**Assigned task**: For any picture in the lines below, please leave it out and copy the rest exactly.

Start of Block

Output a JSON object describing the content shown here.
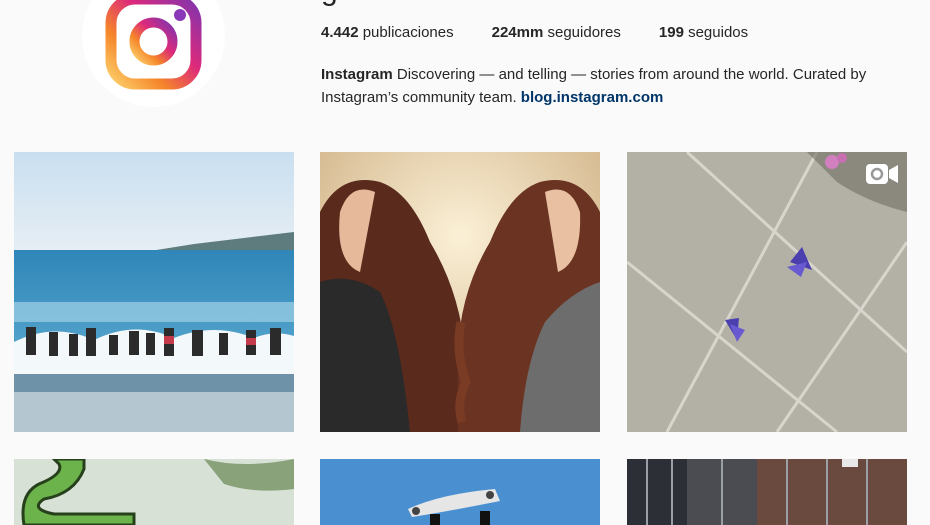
{
  "profile": {
    "username_visible": "g",
    "full_name": "Instagram",
    "bio_text": " Discovering — and telling — stories from around the world. Curated by Instagram’s community team. ",
    "link": "blog.instagram.com"
  },
  "stats": {
    "posts_count": "4.442",
    "posts_label": "publicaciones",
    "followers_count": "224mm",
    "followers_label": "seguidores",
    "following_count": "199",
    "following_label": "seguidos"
  },
  "icons": {
    "avatar": "instagram-logo-icon",
    "video_badge": "video-camera-icon"
  },
  "colors": {
    "link": "#003569",
    "background": "#fafafa",
    "text": "#262626"
  }
}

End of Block

**Result of this exercise**:
Output a JSON object describing the content shown here.
{
  "profile": {
    "username_visible": "g",
    "full_name": "Instagram",
    "bio_text": " Discovering — and telling — stories from around the world. Curated by Instagram’s community team. ",
    "link": "blog.instagram.com"
  },
  "stats": {
    "posts_count": "4.442",
    "posts_label": "publicaciones",
    "followers_count": "224mm",
    "followers_label": "seguidores",
    "following_count": "199",
    "following_label": "seguidos"
  },
  "icons": {
    "avatar": "instagram-logo-icon",
    "video_badge": "video-camera-icon"
  },
  "colors": {
    "link": "#003569",
    "background": "#fafafa",
    "text": "#262626"
  }
}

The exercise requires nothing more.